Do you have an experienced sewer editing Seamwork articles? For instance, the article on bias bindings has so many mistakes. Not typos, but actual incorrect information. From the very first paragraph where the author writes that bias tape and bias binding are the same thing, to the samples/tutorial below where the author calls the first example “bias binding” when it’s really a bias facing and then in the second example calls a regular facing a bias facing.

It’s really sad when beginners are being taught bogus information. Even sadder when a business is propagating that information and then profiting from it. Unfortunately, I’ve seen a lot of editing oversight in Seamwork, which gives me, an experienced sewer, great pause in contemplating any Seamwork or Colette patterns.


Thanks for the feedback, Debbie. It is appreciated. We have now clarified a few of the terms in that article , to clear up any confusion. I am sorry to hear that it would give you pause, as it is not a reflection of our patterns, but please feel free to email me if you have additional thoughts.


Wow! Sorry for all the negativity!

My comment has to do with the “Field Guide…” article. I laughed so hard at it! Thank you for this witty article!

What fabric is the Catarina dress actually made of? Silk Charmeuse?

Thanks so much for everything! …off to read more!


Glad it made you laugh! The Catarina sample was made from silk, yes. It was bought locally, but we matched it to this fabric from Mood.

Deborah Morrison

Thanks for some really great articles this month. The “Field Guide…” article was delightfully funny. The article on Lesage was fascinating and the photos were the perfect choice to illustrate this amazing piece of fashion history. Like the first commenter, I always look forward to opening my email on the first of the month and seeing what creative lane your team has traveled down.


Lovely issue! I’m scheming ways to make both Catarina and Kennedy office appropriate (extra-extra long slinky cardi, maybe?) because I definitely wanna swan around in them, even though I worry a little about whether or not I can pull off Kenedy. Beautiful work as always!


I was wondering if you could post a pattern hack to lengthen the sleeves in the Kenedy pattern. That would be my way of making it office appropriate. I was thinking 3/4, slightly gathered sleeves, but any help with it is greatly appreciated.


Catarina is EXACTLY what I was looking for–something lovely to wear to the many weddings I’ll be attending this spring/summer. Plus Katarina was my nickname as a child, and even though that’s a random connection, it makes me feel like the dress will be extra-special to me! I’m thinking that a wrap-around ballet cardigan would go nicely with it (and Astoria for something more work appropriate).

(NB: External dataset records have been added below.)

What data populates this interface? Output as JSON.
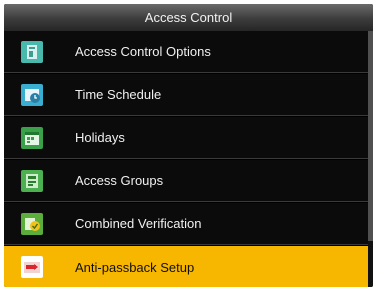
{
  "window": {
    "title": "Access Control"
  },
  "menu": {
    "items": [
      {
        "label": "Access Control Options",
        "icon": "access-options-icon",
        "selected": false
      },
      {
        "label": "Time Schedule",
        "icon": "clock-icon",
        "selected": false
      },
      {
        "label": "Holidays",
        "icon": "calendar-icon",
        "selected": false
      },
      {
        "label": "Access Groups",
        "icon": "group-icon",
        "selected": false
      },
      {
        "label": "Combined Verification",
        "icon": "verification-icon",
        "selected": false
      },
      {
        "label": "Anti-passback Setup",
        "icon": "anti-passback-icon",
        "selected": true
      }
    ]
  },
  "colors": {
    "background": "#000000",
    "highlight": "#f7b600",
    "icon_teal": "#3fb8a8",
    "icon_green": "#3aa04a"
  }
}
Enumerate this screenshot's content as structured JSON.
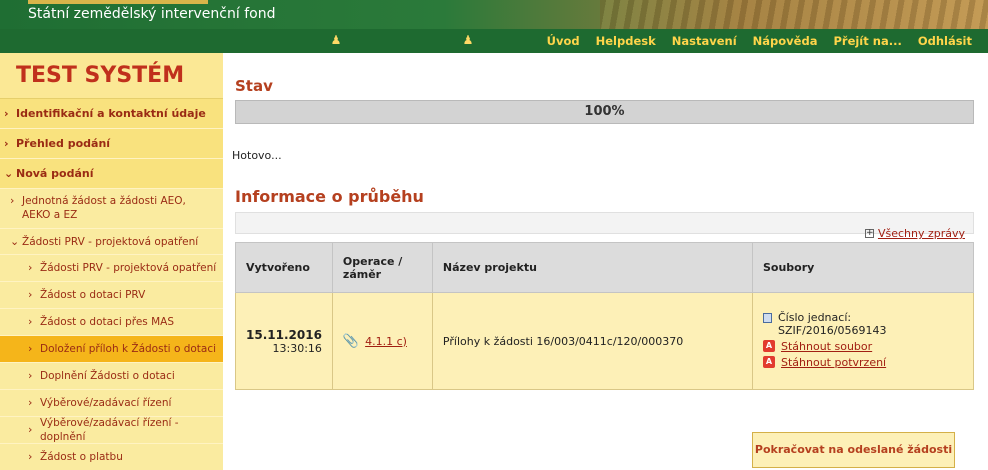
{
  "header": {
    "subtitle": "Státní zemědělský intervenční fond"
  },
  "navbar": {
    "items": [
      "Úvod",
      "Helpdesk",
      "Nastavení",
      "Nápověda",
      "Přejít na...",
      "Odhlásit"
    ]
  },
  "sidebar": {
    "title": "TEST SYSTÉM",
    "items": [
      {
        "label": "Identifikační a kontaktní údaje"
      },
      {
        "label": "Přehled podání"
      },
      {
        "label": "Nová podání"
      },
      {
        "label": "Jednotná žádost a žádosti AEO, AEKO a EZ"
      },
      {
        "label": "Žádosti PRV - projektová opatření"
      },
      {
        "label": "Žádosti PRV - projektová opatření"
      },
      {
        "label": "Žádost o dotaci PRV"
      },
      {
        "label": "Žádost o dotaci přes MAS"
      },
      {
        "label": "Doložení příloh k Žádosti o dotaci"
      },
      {
        "label": "Doplnění Žádosti o dotaci"
      },
      {
        "label": "Výběrové/zadávací řízení"
      },
      {
        "label": "Výběrové/zadávací řízení - doplnění"
      },
      {
        "label": "Žádost o platbu"
      }
    ]
  },
  "main": {
    "stav_title": "Stav",
    "progress_text": "100%",
    "progress_value": 100,
    "status_text": "Hotovo...",
    "info_title": "Informace o průběhu",
    "all_messages": "Všechny zprávy",
    "table": {
      "headers": [
        "Vytvořeno",
        "Operace / záměr",
        "Název projektu",
        "Soubory"
      ],
      "rows": [
        {
          "date": "15.11.2016",
          "time": "13:30:16",
          "operation": "4.1.1 c)",
          "project": "Přílohy k žádosti 16/003/0411c/120/000370",
          "ref_label": "Číslo jednací:",
          "ref_value": "SZIF/2016/0569143",
          "download_file": "Stáhnout soubor",
          "download_confirm": "Stáhnout potvrzení"
        }
      ]
    },
    "continue_button": "Pokračovat na odeslané žádosti"
  },
  "colors": {
    "nav_bg": "#1e6a30",
    "nav_text": "#ffd54a",
    "sidebar_bg": "#f9e58a",
    "active_item": "#f5b51a",
    "accent_red": "#b5401f"
  }
}
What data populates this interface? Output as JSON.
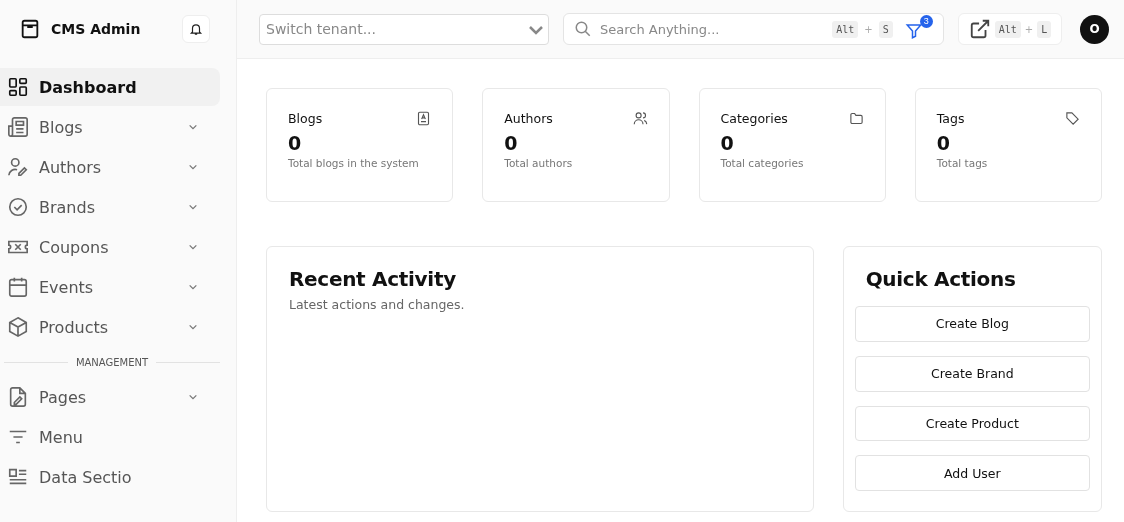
{
  "brand": {
    "title": "CMS Admin"
  },
  "tenant": {
    "placeholder": "Switch tenant..."
  },
  "search": {
    "placeholder": "Search Anything...",
    "keys": [
      "Alt",
      "+",
      "S"
    ],
    "filter_badge": "3"
  },
  "launch": {
    "keys": [
      "Alt",
      "+",
      "L"
    ]
  },
  "avatar": {
    "initial": "O"
  },
  "sidebar": {
    "items": [
      {
        "label": "Dashboard",
        "kind": "link",
        "selected": true
      },
      {
        "label": "Blogs",
        "kind": "group",
        "selected": false,
        "expanded": false
      },
      {
        "label": "Authors",
        "kind": "group",
        "selected": false,
        "expanded": false
      },
      {
        "label": "Brands",
        "kind": "group",
        "selected": false,
        "expanded": false
      },
      {
        "label": "Coupons",
        "kind": "group",
        "selected": false,
        "expanded": false
      },
      {
        "label": "Events",
        "kind": "group",
        "selected": false,
        "expanded": false
      },
      {
        "label": "Products",
        "kind": "group",
        "selected": false,
        "expanded": false
      },
      {
        "label": "MANAGEMENT",
        "kind": "section"
      },
      {
        "label": "Pages",
        "kind": "group",
        "selected": false,
        "expanded": false
      },
      {
        "label": "Menu",
        "kind": "link",
        "selected": false
      },
      {
        "label": "Data Sectio",
        "kind": "link",
        "selected": false
      }
    ]
  },
  "stats": [
    {
      "title": "Blogs",
      "value": "0",
      "caption": "Total blogs in the system"
    },
    {
      "title": "Authors",
      "value": "0",
      "caption": "Total authors"
    },
    {
      "title": "Categories",
      "value": "0",
      "caption": "Total categories"
    },
    {
      "title": "Tags",
      "value": "0",
      "caption": "Total tags"
    }
  ],
  "recent_activity": {
    "title": "Recent Activity",
    "subtitle": "Latest actions and changes."
  },
  "quick_actions": {
    "title": "Quick Actions",
    "buttons": [
      "Create Blog",
      "Create Brand",
      "Create Product",
      "Add User"
    ]
  }
}
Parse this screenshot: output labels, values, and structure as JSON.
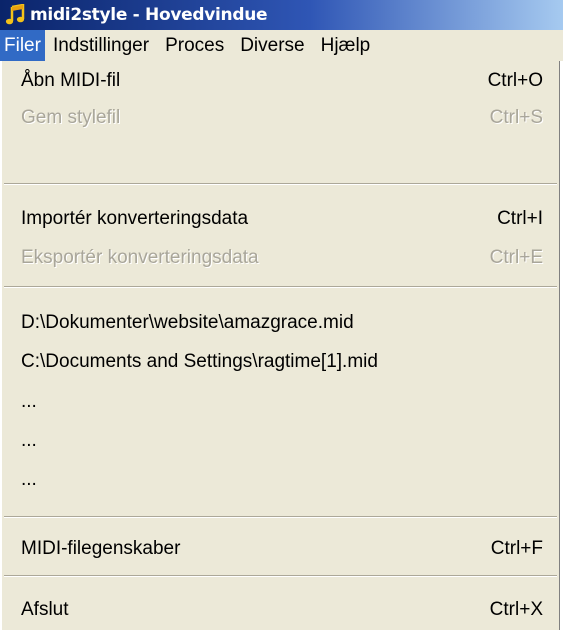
{
  "window": {
    "title": "midi2style - Hovedvindue"
  },
  "menubar": {
    "items": [
      {
        "label": "Filer",
        "active": true
      },
      {
        "label": "Indstillinger",
        "active": false
      },
      {
        "label": "Proces",
        "active": false
      },
      {
        "label": "Diverse",
        "active": false
      },
      {
        "label": "Hjælp",
        "active": false
      }
    ]
  },
  "file_menu": {
    "items": [
      {
        "label": "Åbn MIDI-fil",
        "shortcut": "Ctrl+O",
        "enabled": true
      },
      {
        "label": "Gem stylefil",
        "shortcut": "Ctrl+S",
        "enabled": false
      },
      {
        "label": "Importér konverteringsdata",
        "shortcut": "Ctrl+I",
        "enabled": true
      },
      {
        "label": "Eksportér konverteringsdata",
        "shortcut": "Ctrl+E",
        "enabled": false
      },
      {
        "label": "D:\\Dokumenter\\website\\amazgrace.mid",
        "shortcut": "",
        "enabled": true
      },
      {
        "label": "C:\\Documents and Settings\\ragtime[1].mid",
        "shortcut": "",
        "enabled": true
      },
      {
        "label": "...",
        "shortcut": "",
        "enabled": true
      },
      {
        "label": "...",
        "shortcut": "",
        "enabled": true
      },
      {
        "label": "...",
        "shortcut": "",
        "enabled": true
      },
      {
        "label": "MIDI-filegenskaber",
        "shortcut": "Ctrl+F",
        "enabled": true
      },
      {
        "label": "Afslut",
        "shortcut": "Ctrl+X",
        "enabled": true
      }
    ]
  },
  "colors": {
    "menu_background": "#ece9d8",
    "highlight": "#316ac5",
    "disabled_text": "#a9a69a",
    "title_gradient_start": "#0a246a"
  },
  "icons": {
    "app": "music-note-icon"
  }
}
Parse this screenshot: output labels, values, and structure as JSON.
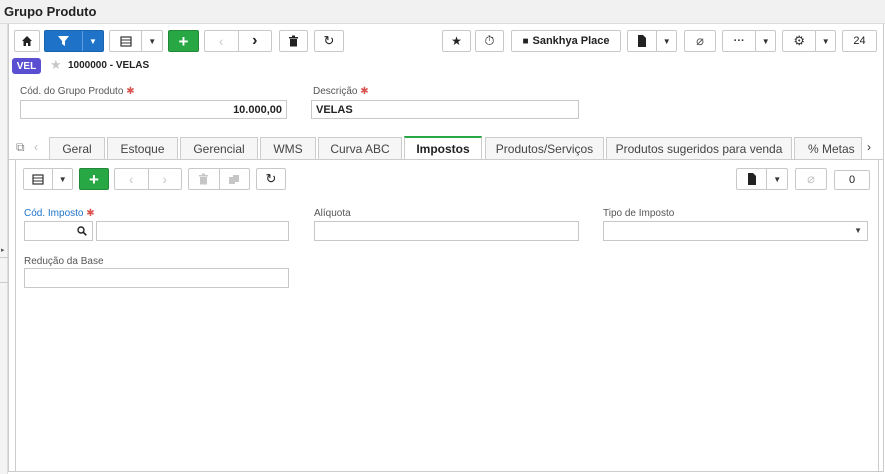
{
  "window": {
    "title": "Grupo Produto"
  },
  "toolbar": {
    "sankhya_place_label": "Sankhya Place",
    "counter": "24"
  },
  "record": {
    "badge": "VEL",
    "title": "1000000 - VELAS"
  },
  "form": {
    "cod_grupo": {
      "label": "Cód. do Grupo Produto",
      "value": "10.000,00"
    },
    "descricao": {
      "label": "Descrição",
      "value": "VELAS"
    }
  },
  "tabs": [
    {
      "label": "Geral"
    },
    {
      "label": "Estoque"
    },
    {
      "label": "Gerencial"
    },
    {
      "label": "WMS"
    },
    {
      "label": "Curva ABC"
    },
    {
      "label": "Impostos"
    },
    {
      "label": "Produtos/Serviços"
    },
    {
      "label": "Produtos sugeridos para venda"
    },
    {
      "label": "% Metas"
    }
  ],
  "active_tab": "Impostos",
  "subtoolbar": {
    "counter": "0"
  },
  "impostos": {
    "cod_imposto": {
      "label": "Cód. Imposto",
      "value": "",
      "description": ""
    },
    "aliquota": {
      "label": "Alíquota",
      "value": ""
    },
    "tipo_imposto": {
      "label": "Tipo de Imposto",
      "value": ""
    },
    "reducao_base": {
      "label": "Redução da Base",
      "value": ""
    }
  },
  "colors": {
    "primary": "#1e73c9",
    "success": "#28a745",
    "badge": "#5b4fd1",
    "required": "#d9534f"
  }
}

Typos and small mistakes happen. I think in the sewing community there are probably a lot of particularly sharp eyes to notice (and desire to mend) these things. But I have to say–Seamworks brings me an awful lot of joy every month. I haven’t sewn much from the patterns yet, but reading it makes me feel like I’m capable of finding the time and motivation and room in my heart to do so. It’s inspirational! Keep on doing what you’re doing!


Thanks for the kind words, Katherine. Very glad to hear you find inspiration each month. When you finish Catarina, I’d love to see it!

We’re sorry, comments for this post have been closed.